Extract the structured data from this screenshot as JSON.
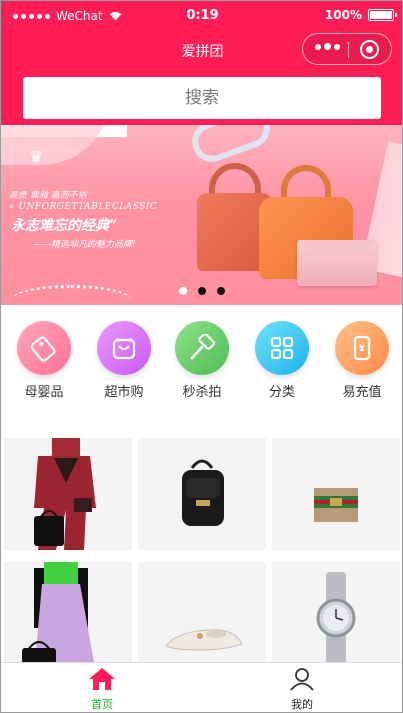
{
  "status_bar": {
    "carrier": "WeChat",
    "time": "0:19",
    "battery": "100%"
  },
  "navbar": {
    "title": "爱拼团"
  },
  "search": {
    "placeholder": "搜索"
  },
  "banner": {
    "line1": "高贵 典雅 高而不俗",
    "line2": "« UNFORGETTABLECLASSIC",
    "line3": "永志难忘的经典”",
    "line4": "——精选非凡的魅力品牌!",
    "slides": 3,
    "active_slide": 1
  },
  "categories": [
    {
      "label": "母婴品",
      "icon": "tag-icon",
      "color": "#ff7f9e"
    },
    {
      "label": "超市购",
      "icon": "shopping-bag-icon",
      "color": "#d66cf5"
    },
    {
      "label": "秒杀拍",
      "icon": "hammer-icon",
      "color": "#67d06c"
    },
    {
      "label": "分类",
      "icon": "grid-icon",
      "color": "#34c8ef"
    },
    {
      "label": "易充值",
      "icon": "phone-icon",
      "color": "#ff9a5a"
    }
  ],
  "products": [
    {
      "name": "burgundy-suit-model-image"
    },
    {
      "name": "black-backpack-image"
    },
    {
      "name": "web-stripe-wallet-image"
    },
    {
      "name": "green-top-lilac-skirt-model-image"
    },
    {
      "name": "white-ballet-flat-image"
    },
    {
      "name": "silver-watch-image"
    }
  ],
  "tabbar": {
    "home": "首页",
    "mine": "我的",
    "active_color": "#fe1e55"
  }
}
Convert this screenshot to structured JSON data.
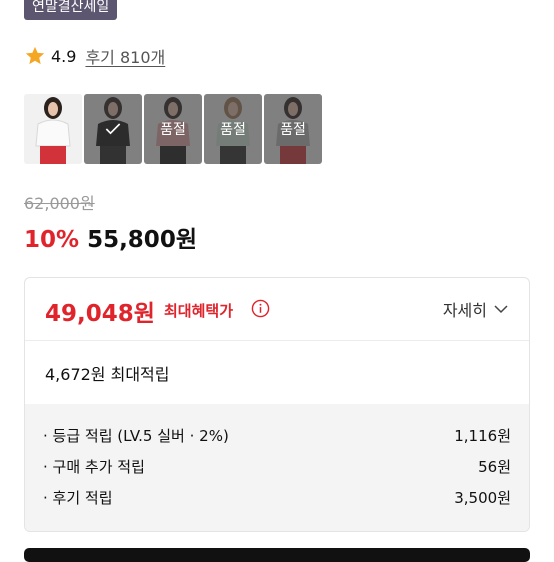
{
  "badge": "연말결산세일",
  "rating": {
    "value": "4.9",
    "review_text": "후기 810개",
    "star_color": "#f5a623"
  },
  "thumbnails": [
    {
      "label": "",
      "state": "default"
    },
    {
      "label": "",
      "state": "selected"
    },
    {
      "label": "품절",
      "state": "soldout"
    },
    {
      "label": "품절",
      "state": "soldout"
    },
    {
      "label": "품절",
      "state": "soldout"
    }
  ],
  "price": {
    "original": "62,000원",
    "discount": "10%",
    "sale": "55,800원"
  },
  "benefit": {
    "max_price": "49,048원",
    "max_label": "최대혜택가",
    "detail_label": "자세히",
    "points_total": "4,672원 최대적립",
    "rows": [
      {
        "label": "· 등급 적립 (LV.5 실버 · 2%)",
        "value": "1,116원"
      },
      {
        "label": "· 구매 추가 적립",
        "value": "56원"
      },
      {
        "label": "· 후기 적립",
        "value": "3,500원"
      }
    ]
  },
  "colors": {
    "accent_red": "#e0242c",
    "badge_bg": "#5c5670"
  }
}
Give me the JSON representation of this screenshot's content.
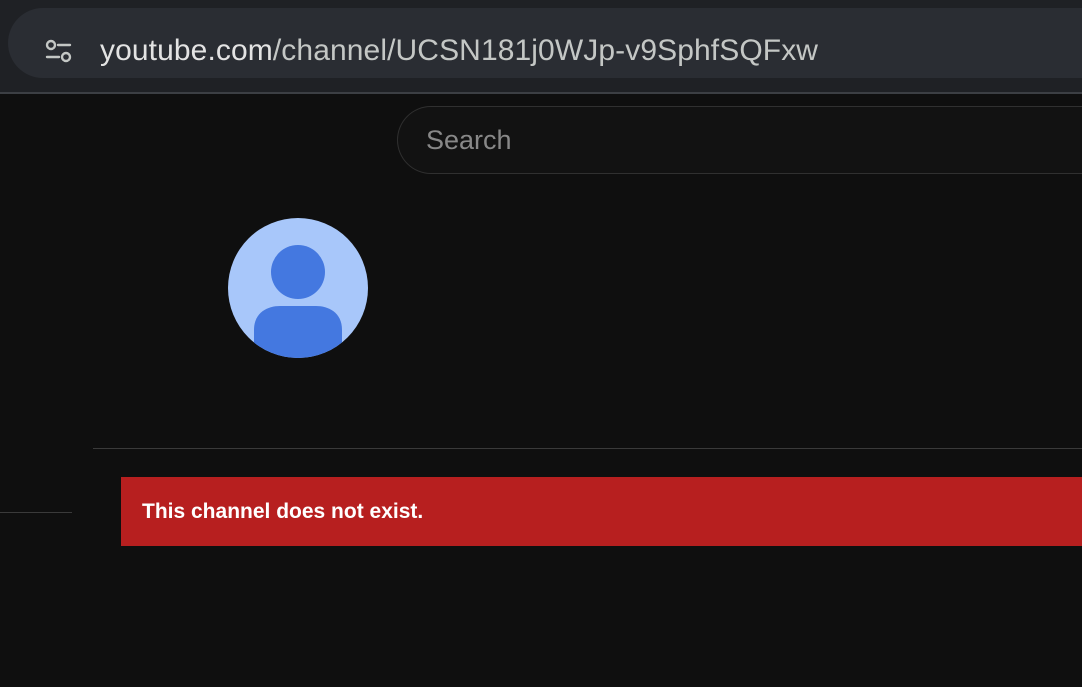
{
  "browser": {
    "url_host": "youtube.com",
    "url_path": "/channel/UCSN181j0WJp-v9SphfSQFxw",
    "site_info_icon": "tune-icon"
  },
  "search": {
    "placeholder": "Search",
    "value": ""
  },
  "channel": {
    "avatar_icon": "default-person-avatar"
  },
  "error": {
    "message": "This channel does not exist."
  },
  "colors": {
    "page_background": "#0f0f0f",
    "error_background": "#b71f1f",
    "avatar_background": "#a8c7fa",
    "avatar_figure": "#4478e0"
  }
}
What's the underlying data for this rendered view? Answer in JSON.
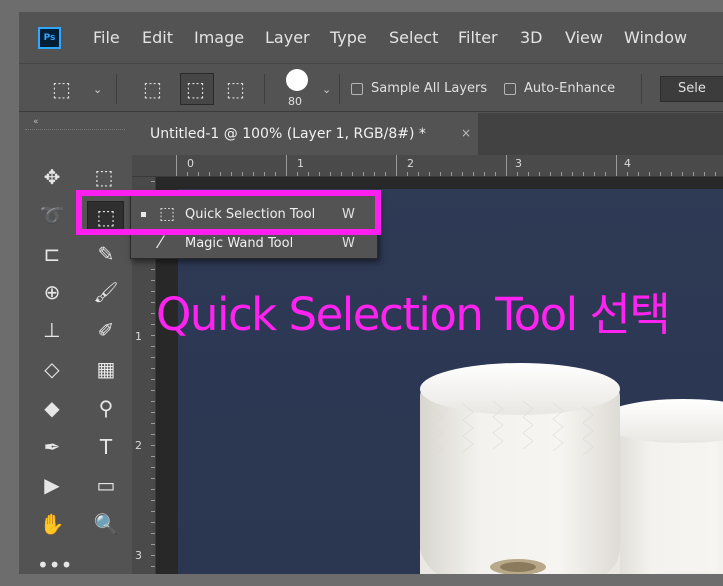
{
  "menubar": {
    "logo_text": "Ps",
    "items": [
      "File",
      "Edit",
      "Image",
      "Layer",
      "Type",
      "Select",
      "Filter",
      "3D",
      "View",
      "Window"
    ]
  },
  "options_bar": {
    "brush_size": "80",
    "sample_all_layers_label": "Sample All Layers",
    "sample_all_layers_checked": false,
    "auto_enhance_label": "Auto-Enhance",
    "auto_enhance_checked": false,
    "select_subject_label": "Sele"
  },
  "document": {
    "tab_title": "Untitled-1 @ 100% (Layer 1, RGB/8#) *",
    "tab_close": "×",
    "ruler_top_numbers": [
      "0",
      "1",
      "2",
      "3",
      "4"
    ],
    "ruler_left_numbers": [
      "1",
      "2",
      "3"
    ]
  },
  "flyout": {
    "items": [
      {
        "label": "Quick Selection Tool",
        "shortcut": "W",
        "active": true
      },
      {
        "label": "Magic Wand Tool",
        "shortcut": "W",
        "active": false
      }
    ]
  },
  "annotation": {
    "text": "Quick Selection Tool 선택",
    "color": "#ff22f0"
  },
  "colors": {
    "panel": "#535353",
    "pasteboard": "#282828",
    "canvas_bg": "#2f3a55",
    "highlight": "#ff1ef0"
  }
}
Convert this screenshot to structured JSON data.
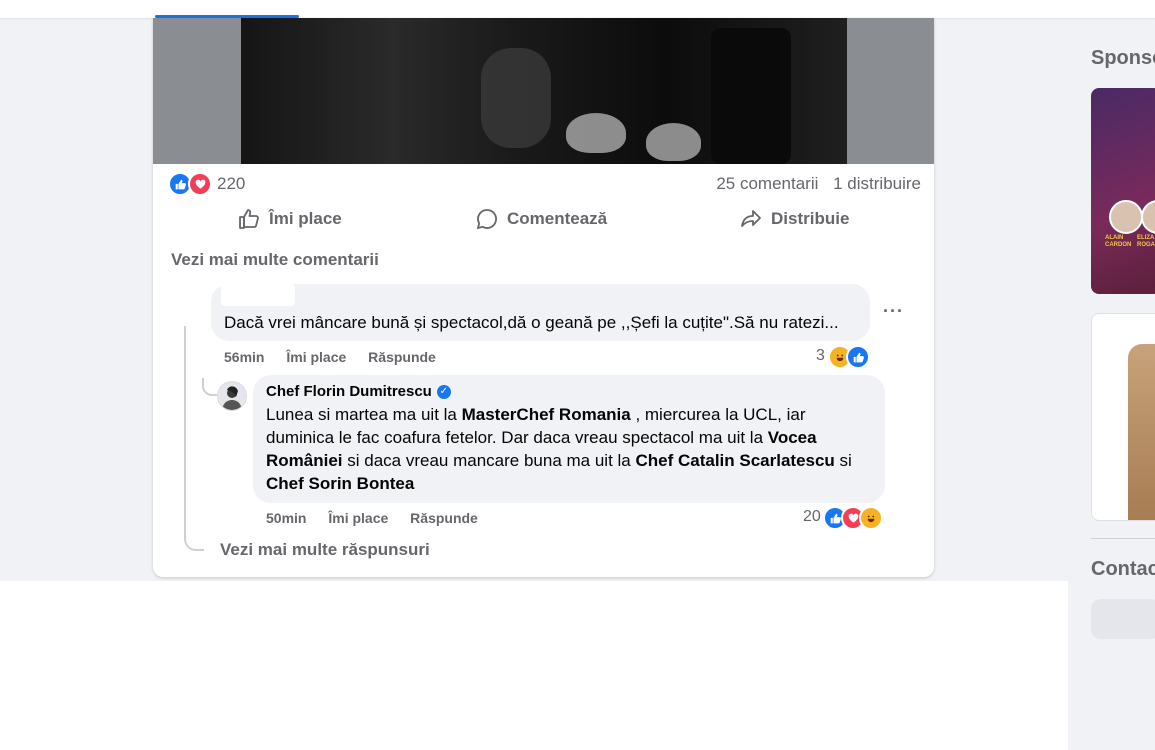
{
  "post": {
    "reactions_count": "220",
    "comments_count": "25 comentarii",
    "shares_count": "1 distribuire",
    "actions": {
      "like": "Îmi place",
      "comment": "Comentează",
      "share": "Distribuie"
    },
    "view_more_comments": "Vezi mai multe comentarii"
  },
  "comment1": {
    "text": "Dacă vrei mâncare bună și spectacol,dă o geană pe ,,Șefi la cuțite\".Să nu ratezi...",
    "time": "56min",
    "like": "Îmi place",
    "reply": "Răspunde",
    "reaction_count": "3"
  },
  "reply1": {
    "author": "Chef Florin Dumitrescu",
    "t1": "Lunea si martea ma uit la ",
    "b1": "MasterChef Romania",
    "t2": " , miercurea la UCL, iar duminica le fac coafura fetelor. Dar daca vreau spectacol ma uit la ",
    "b2": "Vocea României",
    "t3": " si daca vreau mancare buna ma uit la ",
    "b3": "Chef Catalin Scarlatescu",
    "t4": " si ",
    "b4": "Chef Sorin Bontea",
    "time": "50min",
    "like": "Îmi place",
    "reply": "Răspunde",
    "reaction_count": "20"
  },
  "view_more_replies": "Vezi mai multe răspunsuri",
  "sidebar": {
    "sponsored": "Sponso",
    "contacts": "Contac",
    "ad1_name1": "ALAIN",
    "ad1_name2": "CARDON",
    "ad1_name3": "ELIZA",
    "ad1_name4": "ROGA"
  },
  "colors": {
    "accent": "#1b74e4",
    "like": "#1877f2",
    "love": "#f33e58",
    "haha": "#f7b125"
  }
}
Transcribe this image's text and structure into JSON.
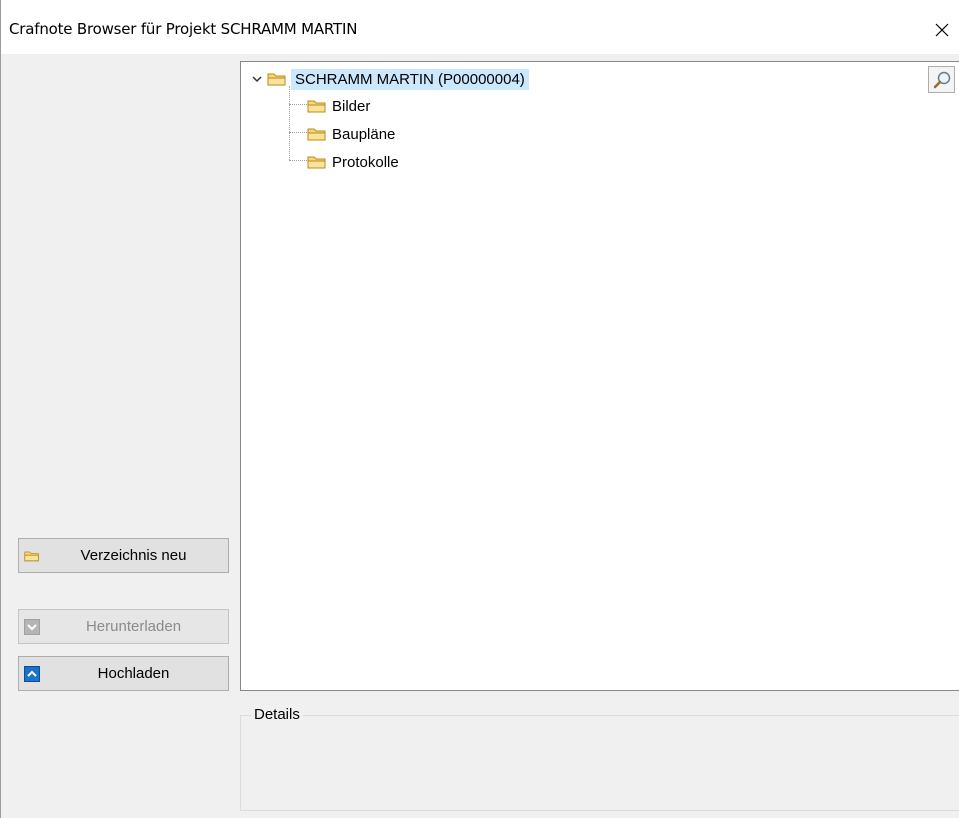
{
  "window": {
    "title": "Crafnote Browser für Projekt SCHRAMM MARTIN"
  },
  "left_panel": {
    "new_folder_label": "Verzeichnis neu",
    "download_label": "Herunterladen",
    "upload_label": "Hochladen"
  },
  "tree": {
    "root": {
      "label": "SCHRAMM MARTIN (P00000004)",
      "expanded": true,
      "selected": true
    },
    "children": [
      {
        "label": "Bilder"
      },
      {
        "label": "Baupläne"
      },
      {
        "label": "Protokolle"
      }
    ]
  },
  "details": {
    "title": "Details"
  },
  "icons": {
    "folder": "folder-icon",
    "search": "magnifier-icon",
    "close": "close-icon"
  },
  "colors": {
    "selection": "#cce8ff",
    "folder_fill": "#f8d775",
    "upload_icon": "#1a72c9"
  }
}
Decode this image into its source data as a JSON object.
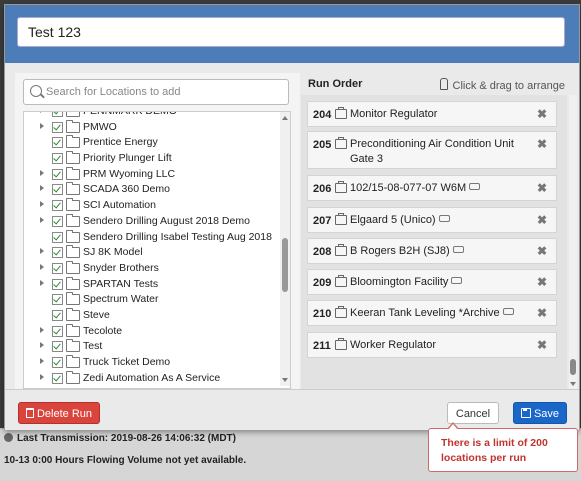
{
  "run_name": "Test 123",
  "search": {
    "placeholder": "Search for Locations to add"
  },
  "tree": {
    "partial_top": "PENNMARK DEMO",
    "items": [
      {
        "label": "PMWO",
        "expand": true
      },
      {
        "label": "Prentice Energy",
        "expand": false
      },
      {
        "label": "Priority Plunger Lift",
        "expand": false
      },
      {
        "label": "PRM Wyoming LLC",
        "expand": true
      },
      {
        "label": "SCADA 360 Demo",
        "expand": true
      },
      {
        "label": "SCI Automation",
        "expand": true
      },
      {
        "label": "Sendero Drilling August 2018 Demo",
        "expand": true
      },
      {
        "label": "Sendero Drilling Isabel Testing Aug 2018",
        "expand": false
      },
      {
        "label": "SJ 8K Model",
        "expand": true
      },
      {
        "label": "Snyder Brothers",
        "expand": true
      },
      {
        "label": "SPARTAN Tests",
        "expand": true
      },
      {
        "label": "Spectrum Water",
        "expand": false
      },
      {
        "label": "Steve",
        "expand": false
      },
      {
        "label": "Tecolote",
        "expand": true
      },
      {
        "label": "Test",
        "expand": true
      },
      {
        "label": "Truck Ticket Demo",
        "expand": true
      },
      {
        "label": "Zedi Automation As A Service",
        "expand": true
      }
    ]
  },
  "run_order": {
    "title": "Run Order",
    "hint": "Click & drag to arrange",
    "items": [
      {
        "num": "204",
        "name": "Monitor Regulator",
        "tag": false
      },
      {
        "num": "205",
        "name": "Preconditioning Air Condition Unit Gate 3",
        "tag": false
      },
      {
        "num": "206",
        "name": "102/15-08-077-07 W6M",
        "tag": true
      },
      {
        "num": "207",
        "name": "Elgaard 5 (Unico)",
        "tag": true
      },
      {
        "num": "208",
        "name": "B Rogers B2H (SJ8)",
        "tag": true
      },
      {
        "num": "209",
        "name": "Bloomington Facility",
        "tag": true
      },
      {
        "num": "210",
        "name": "Keeran Tank Leveling *Archive",
        "tag": true
      },
      {
        "num": "211",
        "name": "Worker Regulator",
        "tag": false
      }
    ],
    "remove_glyph": "✖"
  },
  "footer": {
    "delete_label": "Delete Run",
    "cancel_label": "Cancel",
    "save_label": "Save"
  },
  "tooltip": {
    "text": "There is a limit of 200 locations per run"
  },
  "background": {
    "line1": "Last Transmission: 2019-08-26 14:06:32 (MDT)",
    "line2": "10-13   0:00 Hours Flowing   Volume not yet available."
  },
  "colors": {
    "header": "#4d7db8",
    "danger": "#d9453d",
    "primary": "#1b66c9",
    "check": "#2a8a2a"
  }
}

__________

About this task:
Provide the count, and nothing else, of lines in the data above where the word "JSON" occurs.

Finished exercise:
7